The funny thing about the commitments from Campbell and Jabrill Peppers is that they come at a time of great strength at their position, when a few years earlier it could have meant the world (not saying it doesn't...just a bigger world I suppose). Peppers will join the team when the secondary is the best it's been since...Leon Hall's days? Here's what I said when Jabrill committed.
If Dymonte Thomas takes over for Thomas Gordon, we'll see two highly touted (and somewhat experienced) safeties in Thomas and Wilson prowling deep, with two experienced senior CBs in Countess (ok, RS JR) and Taylor on the outside.
While the WR corps won't be quite so strong when he gets there, it's still somewhat comparable. The starters will likely include SR Amara Darboh, RS JR Jehu Chesson, and (if the hype is valid) JR/RS SO DaMario Jones. Michigan will have explosive young talent in the form of Drake Harris and Freddy Canteen; while Jaron Dukes, Moe Ways and C'Sonte York will all have been on campus for at least a year. Factor in the tight ends and it equals one of the best receiving corps Michigan's had since Manningham/Arrington left.
Like Peppers, though, it probably won't matter. I think Campbell will get some snaps spelling Darboh, and on 3/4 WR sets. He'll probably be groomed to replace Darboh unless York/Ways/Dukes shocks the world.

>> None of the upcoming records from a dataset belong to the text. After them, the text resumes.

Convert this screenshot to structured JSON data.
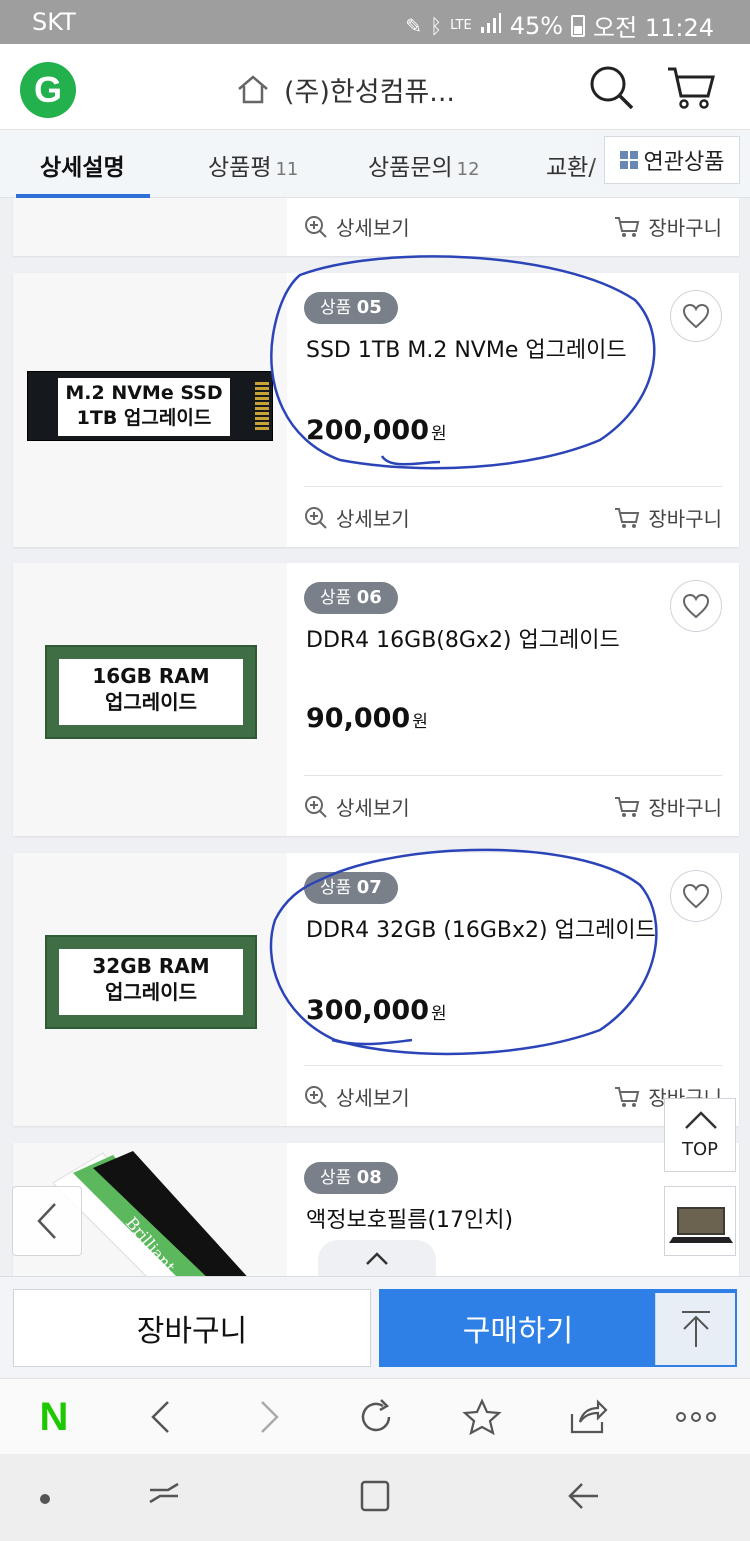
{
  "status_bar": {
    "carrier": "SKT",
    "network": "LTE",
    "battery": "45%",
    "time": "오전 11:24"
  },
  "header": {
    "logo": "G",
    "seller_name": "(주)한성컴퓨...",
    "icons": [
      "home-icon",
      "search-icon",
      "cart-icon"
    ]
  },
  "tabs": [
    {
      "label": "상세설명",
      "count": ""
    },
    {
      "label": "상품평",
      "count": "11"
    },
    {
      "label": "상품문의",
      "count": "12"
    },
    {
      "label": "교환/",
      "count": ""
    }
  ],
  "related_button": "연관상품",
  "card_actions": {
    "detail": "상세보기",
    "cart": "장바구니"
  },
  "products": [
    {
      "badge_prefix": "상품",
      "badge_num": "05",
      "name": "SSD 1TB M.2 NVMe 업그레이드",
      "price": "200,000",
      "unit": "원",
      "image_label": [
        "M.2 NVMe SSD",
        "1TB 업그레이드"
      ]
    },
    {
      "badge_prefix": "상품",
      "badge_num": "06",
      "name": "DDR4 16GB(8Gx2) 업그레이드",
      "price": "90,000",
      "unit": "원",
      "image_label": [
        "16GB RAM",
        "업그레이드"
      ]
    },
    {
      "badge_prefix": "상품",
      "badge_num": "07",
      "name": "DDR4 32GB (16GBx2) 업그레이드",
      "price": "300,000",
      "unit": "원",
      "image_label": [
        "32GB RAM",
        "업그레이드"
      ]
    },
    {
      "badge_prefix": "상품",
      "badge_num": "08",
      "name": "액정보호필름(17인치)",
      "image_label": [
        "Brilliant"
      ]
    }
  ],
  "floating": {
    "top_label": "TOP"
  },
  "buy_bar": {
    "cart_label": "장바구니",
    "buy_label": "구매하기"
  },
  "browser_bar": {
    "naver_logo": "N"
  },
  "colors": {
    "accent": "#2f80e6",
    "logo_green": "#22b14c",
    "annotation_blue": "#2b45b8",
    "naver_green": "#1ec800"
  }
}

So, there ya have it. Hoke and his staff surprised a lot of people landing one of the top talents in Florida so early in the 2015 cycle. But if they can fish talent out of SEC country, where can't they get kids? Campbell, in addition to being an elite talent on the field, could have a Ferns/Morris like impact on the 2015 kids, the only difference being that he's a national recruit instead of a regional guy. It'll be interesting to see how that affects the kids Michigan brings in for '15.